### Exercise objective
Which lines of the data below include the string "payment"? Return each of them.

### Exercise materials
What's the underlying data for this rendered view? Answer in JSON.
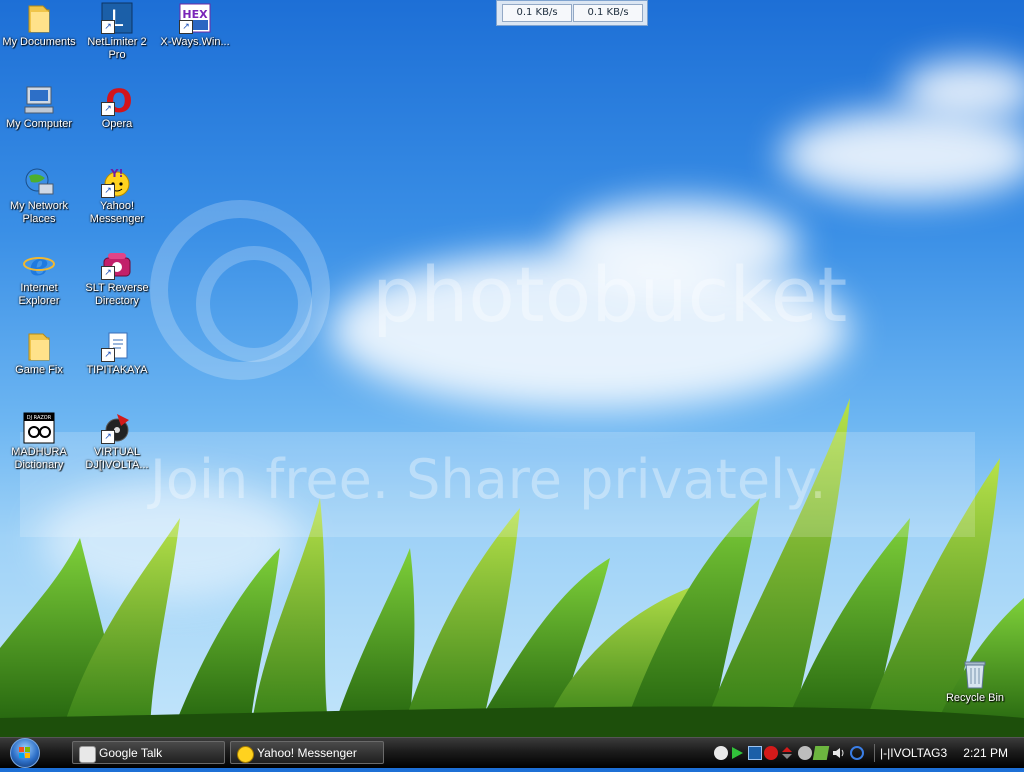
{
  "desktop": {
    "icons": [
      {
        "label": "My Documents"
      },
      {
        "label": "NetLimiter 2 Pro"
      },
      {
        "label": "X-Ways.Win..."
      },
      {
        "label": "My Computer"
      },
      {
        "label": "Opera"
      },
      {
        "label": "My Network Places"
      },
      {
        "label": "Yahoo! Messenger"
      },
      {
        "label": "Internet Explorer"
      },
      {
        "label": "SLT Reverse Directory"
      },
      {
        "label": "Game Fix"
      },
      {
        "label": "TIPITAKAYA"
      },
      {
        "label": "MADHURA Dictionary"
      },
      {
        "label": "VIRTUAL DJ[IVOLTA..."
      },
      {
        "label": "Recycle Bin"
      }
    ],
    "icon_glyphs": {
      "netlimiter": "L",
      "xways": "HEX",
      "opera": "O",
      "yahoo": "Y!",
      "ie": "e",
      "madhura": "DJ RAZOR"
    }
  },
  "watermark": {
    "line1": "photobucket",
    "line2": "Join free. Share privately."
  },
  "netlimiter_meter": {
    "download": "0.1 KB/s",
    "upload": "0.1 KB/s"
  },
  "taskbar": {
    "tasks": [
      {
        "label": "Google Talk"
      },
      {
        "label": "Yahoo! Messenger"
      }
    ],
    "tray_text": "|-|IVOLTAG3",
    "clock": "2:21 PM"
  },
  "colors": {
    "sky_top": "#1d6fd6",
    "grass": "#3f9a1e",
    "taskbar": "#1c1c1c"
  }
}
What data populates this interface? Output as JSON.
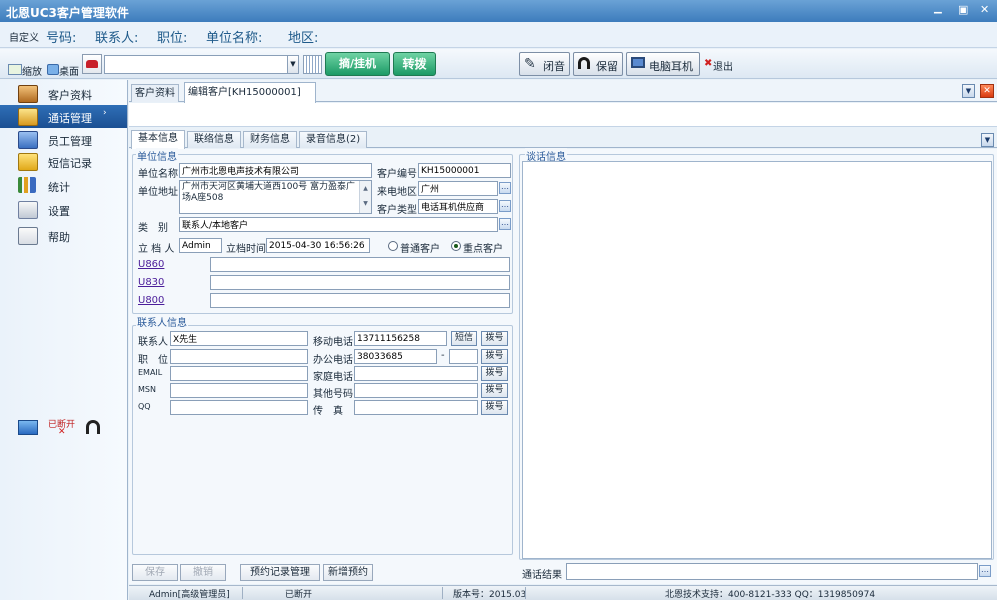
{
  "window": {
    "title": "北恩UC3客户管理软件",
    "controls": [
      "▁",
      "▣",
      "✕"
    ]
  },
  "infobar": {
    "custom": "自定义",
    "fields": [
      "号码:",
      "联系人:",
      "职位:",
      "单位名称:",
      "地区:"
    ]
  },
  "toolbar": {
    "shrink": "缩放",
    "desktop": "桌面",
    "dial_value": "",
    "hangup": "摘/挂机",
    "transfer": "转拨",
    "mute": "闭音",
    "hold": "保留",
    "headset": "电脑耳机",
    "exit": "退出"
  },
  "sidebar": {
    "items": [
      {
        "label": "客户资料",
        "icon": "customer-card-icon"
      },
      {
        "label": "通话管理",
        "icon": "call-management-icon"
      },
      {
        "label": "员工管理",
        "icon": "staff-icon"
      },
      {
        "label": "短信记录",
        "icon": "envelope-icon"
      },
      {
        "label": "统计",
        "icon": "bar-chart-icon"
      },
      {
        "label": "设置",
        "icon": "settings-icon"
      },
      {
        "label": "帮助",
        "icon": "help-icon"
      }
    ],
    "status": "已断开"
  },
  "tabs": [
    "客户资料",
    "编辑客户[KH15000001]"
  ],
  "subtabs": [
    "基本信息",
    "联络信息",
    "财务信息",
    "录音信息(2)"
  ],
  "unit": {
    "section": "单位信息",
    "name_label": "单位名称",
    "name": "广州市北恩电声技术有限公司",
    "code_label": "客户编号",
    "code": "KH15000001",
    "address_label": "单位地址",
    "address": "广州市天河区黄埔大道西100号 富力盈泰广场A座508",
    "region_label": "来电地区",
    "region": "广州",
    "type_label": "客户类型",
    "type": "电话耳机供应商",
    "category_label": "类　别",
    "category": "联系人/本地客户",
    "creator_label": "立 档 人",
    "creator": "Admin",
    "time_label": "立档时间",
    "time": "2015-04-30 16:56:26",
    "radio_normal": "普通客户",
    "radio_key": "重点客户",
    "links": [
      "U860",
      "U830",
      "U800"
    ]
  },
  "contact": {
    "section": "联系人信息",
    "person_label": "联系人",
    "person": "X先生",
    "position_label": "职　位",
    "email_label": "EMAIL",
    "msn_label": "MSN",
    "qq_label": "QQ",
    "mobile_label": "移动电话",
    "mobile": "13711156258",
    "sms": "短信",
    "office_label": "办公电话",
    "office": "38033685",
    "dash": "-",
    "home_label": "家庭电话",
    "other_label": "其他号码",
    "fax_label": "传　真",
    "dial": "拨号"
  },
  "talk": {
    "section": "谈话信息",
    "result_label": "通话结果"
  },
  "actions": [
    "保存",
    "撤销",
    "预约记录管理",
    "新增预约"
  ],
  "statusbar": {
    "user": "Admin[高级管理员]",
    "conn": "已断开",
    "version": "版本号：2015.03",
    "support": "北恩技术支持：400-8121-333 QQ：1319850974"
  }
}
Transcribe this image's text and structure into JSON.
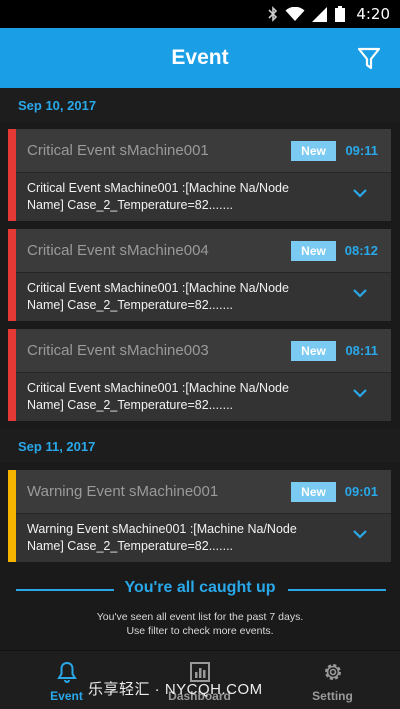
{
  "status_bar": {
    "time": "4:20",
    "icons": [
      "bluetooth-icon",
      "wifi-icon",
      "signal-icon",
      "battery-icon"
    ]
  },
  "app_bar": {
    "title": "Event",
    "filter_icon": "filter-icon"
  },
  "groups": [
    {
      "date": "Sep 10, 2017",
      "events": [
        {
          "title": "Critical Event sMachine001",
          "badge": "New",
          "time": "09:11",
          "detail": "Critical Event sMachine001 :[Machine Na/Node Name] Case_2_Temperature=82.......",
          "severity_color": "#e53935"
        },
        {
          "title": "Critical Event sMachine004",
          "badge": "New",
          "time": "08:12",
          "detail": "Critical Event sMachine001 :[Machine Na/Node Name] Case_2_Temperature=82.......",
          "severity_color": "#e53935"
        },
        {
          "title": "Critical Event sMachine003",
          "badge": "New",
          "time": "08:11",
          "detail": "Critical Event sMachine001 :[Machine Na/Node Name] Case_2_Temperature=82.......",
          "severity_color": "#e53935"
        }
      ]
    },
    {
      "date": "Sep 11, 2017",
      "events": [
        {
          "title": "Warning Event sMachine001",
          "badge": "New",
          "time": "09:01",
          "detail": "Warning Event sMachine001 :[Machine Na/Node Name] Case_2_Temperature=82.......",
          "severity_color": "#f5b400"
        }
      ]
    }
  ],
  "footer": {
    "caught_up": "You're all caught up",
    "line1": "You've seen all event list for the past 7 days.",
    "line2": "Use filter to check more events."
  },
  "tabs": [
    {
      "label": "Event",
      "icon": "bell-icon",
      "active": true
    },
    {
      "label": "Dashboard",
      "icon": "dashboard-icon",
      "active": false
    },
    {
      "label": "Setting",
      "icon": "gear-icon",
      "active": false
    }
  ],
  "watermark": "乐享轻汇 · NYCQH.COM",
  "colors": {
    "accent": "#1a9ee6",
    "critical": "#e53935",
    "warning": "#f5b400",
    "badge": "#7bcaf2"
  }
}
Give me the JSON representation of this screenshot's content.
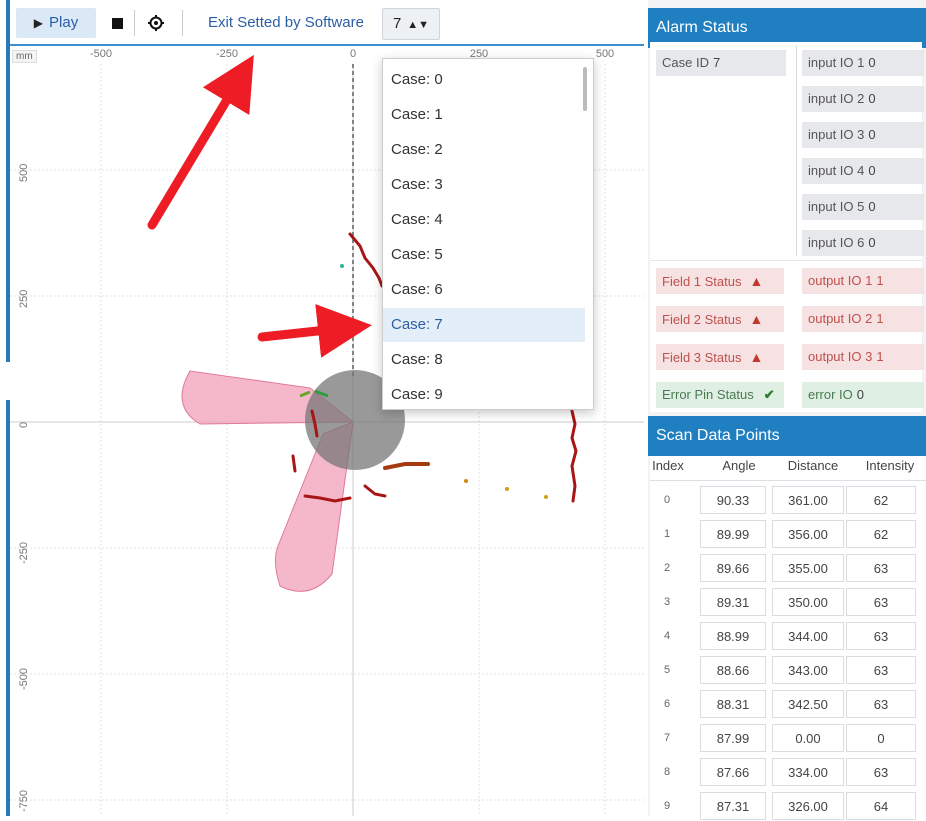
{
  "toolbar": {
    "play_label": "Play",
    "exit_label": "Exit Setted by Software",
    "case_value": "7"
  },
  "plot": {
    "unit_label": "mm",
    "x_ticks": [
      "-500",
      "-250",
      "0",
      "250",
      "500"
    ],
    "y_ticks": [
      "500",
      "250",
      "0",
      "-250",
      "-500",
      "-750"
    ]
  },
  "dropdown": {
    "options": [
      "Case: 0",
      "Case: 1",
      "Case: 2",
      "Case: 3",
      "Case: 4",
      "Case: 5",
      "Case: 6",
      "Case: 7",
      "Case: 8",
      "Case: 9"
    ],
    "selected": "Case: 7"
  },
  "alarm": {
    "title": "Alarm Status",
    "case_id_label": "Case ID",
    "case_id_value": "7",
    "inputs": [
      {
        "label": "input IO 1",
        "value": "0"
      },
      {
        "label": "input IO 2",
        "value": "0"
      },
      {
        "label": "input IO 3",
        "value": "0"
      },
      {
        "label": "input IO 4",
        "value": "0"
      },
      {
        "label": "input IO 5",
        "value": "0"
      },
      {
        "label": "input IO 6",
        "value": "0"
      }
    ],
    "fields": [
      {
        "label": "Field 1 Status"
      },
      {
        "label": "Field 2 Status"
      },
      {
        "label": "Field 3 Status"
      }
    ],
    "outputs": [
      {
        "label": "output IO 1",
        "value": "1"
      },
      {
        "label": "output IO 2",
        "value": "1"
      },
      {
        "label": "output IO 3",
        "value": "1"
      }
    ],
    "error_pin_label": "Error Pin Status",
    "error_io_label": "error IO",
    "error_io_value": "0"
  },
  "scan": {
    "title": "Scan Data Points",
    "headers": [
      "Index",
      "Angle",
      "Distance",
      "Intensity"
    ],
    "rows": [
      [
        "0",
        "90.33",
        "361.00",
        "62"
      ],
      [
        "1",
        "89.99",
        "356.00",
        "62"
      ],
      [
        "2",
        "89.66",
        "355.00",
        "63"
      ],
      [
        "3",
        "89.31",
        "350.00",
        "63"
      ],
      [
        "4",
        "88.99",
        "344.00",
        "63"
      ],
      [
        "5",
        "88.66",
        "343.00",
        "63"
      ],
      [
        "6",
        "88.31",
        "342.50",
        "63"
      ],
      [
        "7",
        "87.99",
        "0.00",
        "0"
      ],
      [
        "8",
        "87.66",
        "334.00",
        "63"
      ],
      [
        "9",
        "87.31",
        "326.00",
        "64"
      ]
    ]
  },
  "colors": {
    "accent": "#1f7fc0",
    "field_zone": "#f2a6bd",
    "alert": "#c0392b",
    "ok": "#2e7d32"
  }
}
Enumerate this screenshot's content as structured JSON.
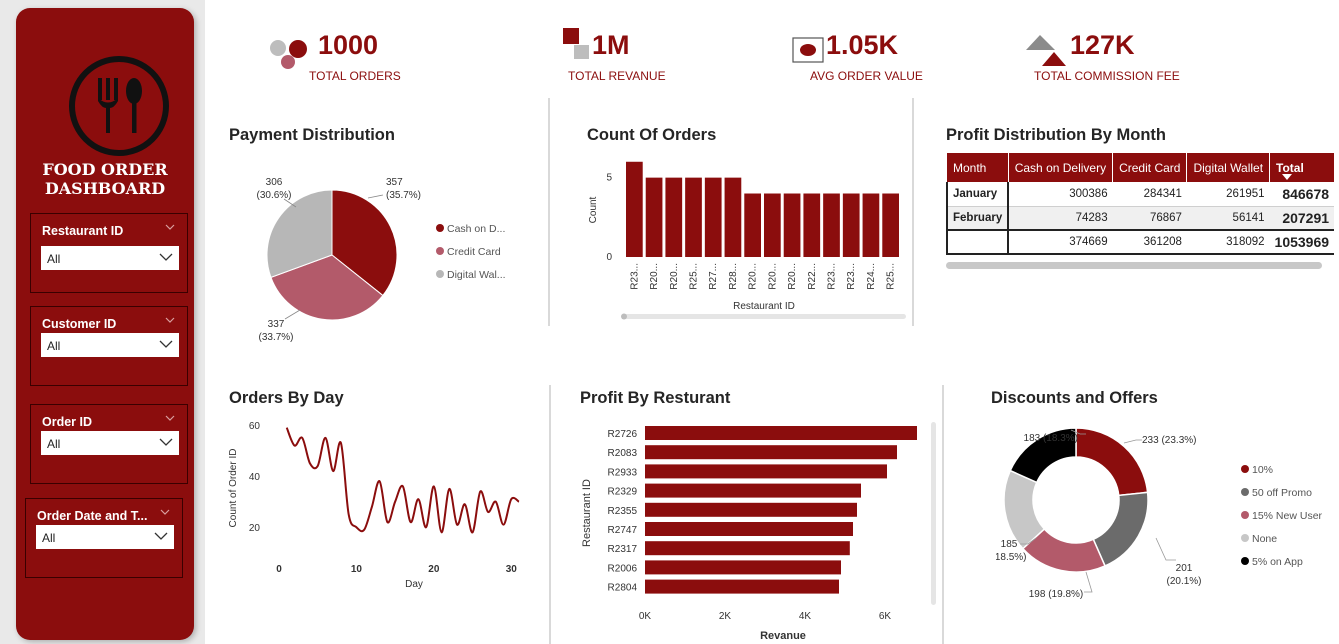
{
  "sidebar": {
    "title_line1": "FOOD ORDER",
    "title_line2": "DASHBOARD",
    "slicers": [
      {
        "label": "Restaurant ID",
        "value": "All"
      },
      {
        "label": "Customer ID",
        "value": "All"
      },
      {
        "label": "Order ID",
        "value": "All"
      },
      {
        "label": "Order Date and T...",
        "value": "All"
      }
    ]
  },
  "kpis": [
    {
      "value": "1000",
      "label": "TOTAL ORDERS"
    },
    {
      "value": "1M",
      "label": "TOTAL REVANUE"
    },
    {
      "value": "1.05K",
      "label": "AVG ORDER VALUE"
    },
    {
      "value": "127K",
      "label": "TOTAL COMMISSION FEE"
    }
  ],
  "titles": {
    "payment": "Payment Distribution",
    "count_orders": "Count Of Orders",
    "profit_month": "Profit Distribution By Month",
    "orders_day": "Orders By Day",
    "profit_rest": "Profit By Resturant",
    "discounts": "Discounts and Offers"
  },
  "colors": {
    "accent": "#8b0d0d",
    "pink": "#b35a6a",
    "gray": "#b7b7b7",
    "dark_gray": "#6b6b6b",
    "black": "#000000"
  },
  "chart_data": [
    {
      "id": "payment",
      "type": "pie",
      "slices": [
        {
          "name": "Cash on D...",
          "value": 357,
          "label1": "357",
          "label2": "(35.7%)",
          "color": "#8b0d0d"
        },
        {
          "name": "Credit Card",
          "value": 337,
          "label1": "337",
          "label2": "(33.7%)",
          "color": "#b35a6a"
        },
        {
          "name": "Digital Wal...",
          "value": 306,
          "label1": "306",
          "label2": "(30.6%)",
          "color": "#b7b7b7"
        }
      ]
    },
    {
      "id": "count_orders",
      "type": "bar",
      "categories": [
        "R23...",
        "R20...",
        "R20...",
        "R25...",
        "R27...",
        "R28...",
        "R20...",
        "R20...",
        "R20...",
        "R22...",
        "R23...",
        "R23...",
        "R24...",
        "R25..."
      ],
      "values": [
        6,
        5,
        5,
        5,
        5,
        5,
        4,
        4,
        4,
        4,
        4,
        4,
        4,
        4
      ],
      "xlabel": "Restaurant ID",
      "ylabel": "Count",
      "yticks": [
        "0",
        "5"
      ],
      "ylim": [
        0,
        6.3
      ]
    },
    {
      "id": "orders_day",
      "type": "line",
      "x": [
        1,
        2,
        3,
        4,
        5,
        6,
        7,
        8,
        9,
        10,
        11,
        12,
        13,
        14,
        15,
        16,
        17,
        18,
        19,
        20,
        21,
        22,
        23,
        24,
        25,
        26,
        27,
        28,
        29,
        30,
        31
      ],
      "values": [
        59,
        52,
        55,
        45,
        44,
        55,
        42,
        53,
        25,
        20,
        19,
        28,
        38,
        22,
        30,
        36,
        22,
        31,
        20,
        36,
        18,
        35,
        21,
        29,
        18,
        34,
        26,
        30,
        21,
        31,
        30
      ],
      "xlabel": "Day",
      "ylabel": "Count of Order ID",
      "xticks": [
        "0",
        "10",
        "20",
        "30"
      ],
      "yticks": [
        "20",
        "40",
        "60"
      ],
      "xlim": [
        0,
        31
      ],
      "ylim": [
        15,
        62
      ]
    },
    {
      "id": "profit_rest",
      "type": "bar",
      "orientation": "horizontal",
      "categories": [
        "R2726",
        "R2083",
        "R2933",
        "R2329",
        "R2355",
        "R2747",
        "R2317",
        "R2006",
        "R2804"
      ],
      "values": [
        6800,
        6300,
        6050,
        5400,
        5300,
        5200,
        5120,
        4900,
        4850
      ],
      "xlabel": "Revanue",
      "ylabel": "Restaurant ID",
      "xticks": [
        "0K",
        "2K",
        "4K",
        "6K"
      ],
      "xlim": [
        0,
        7000
      ]
    },
    {
      "id": "discounts",
      "type": "pie",
      "donut": true,
      "slices": [
        {
          "name": "10%",
          "value": 233,
          "label": "233 (23.3%)",
          "color": "#8b0d0d"
        },
        {
          "name": "50 off Promo",
          "value": 201,
          "label": "201 (20.1%)",
          "label1": "201",
          "label2": "(20.1%)",
          "color": "#6b6b6b"
        },
        {
          "name": "15% New User",
          "value": 198,
          "label": "198 (19.8%)",
          "color": "#b35a6a"
        },
        {
          "name": "None",
          "value": 185,
          "label": "185 (18.5%)",
          "label1": "185",
          "label2": "(18.5%)",
          "color": "#c7c7c7"
        },
        {
          "name": "5% on App",
          "value": 183,
          "label": "183 (18.3%)",
          "color": "#000000"
        }
      ]
    },
    {
      "id": "profit_month",
      "type": "table",
      "headers": [
        "Month",
        "Cash on Delivery",
        "Credit Card",
        "Digital Wallet",
        "Total"
      ],
      "rows": [
        [
          "January",
          "300386",
          "284341",
          "261951",
          "846678"
        ],
        [
          "February",
          "74283",
          "76867",
          "56141",
          "207291"
        ],
        [
          "",
          "374669",
          "361208",
          "318092",
          "1053969"
        ]
      ]
    }
  ]
}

### Problem solution
    "payment": "Payment Distribution",
      "id": "payment",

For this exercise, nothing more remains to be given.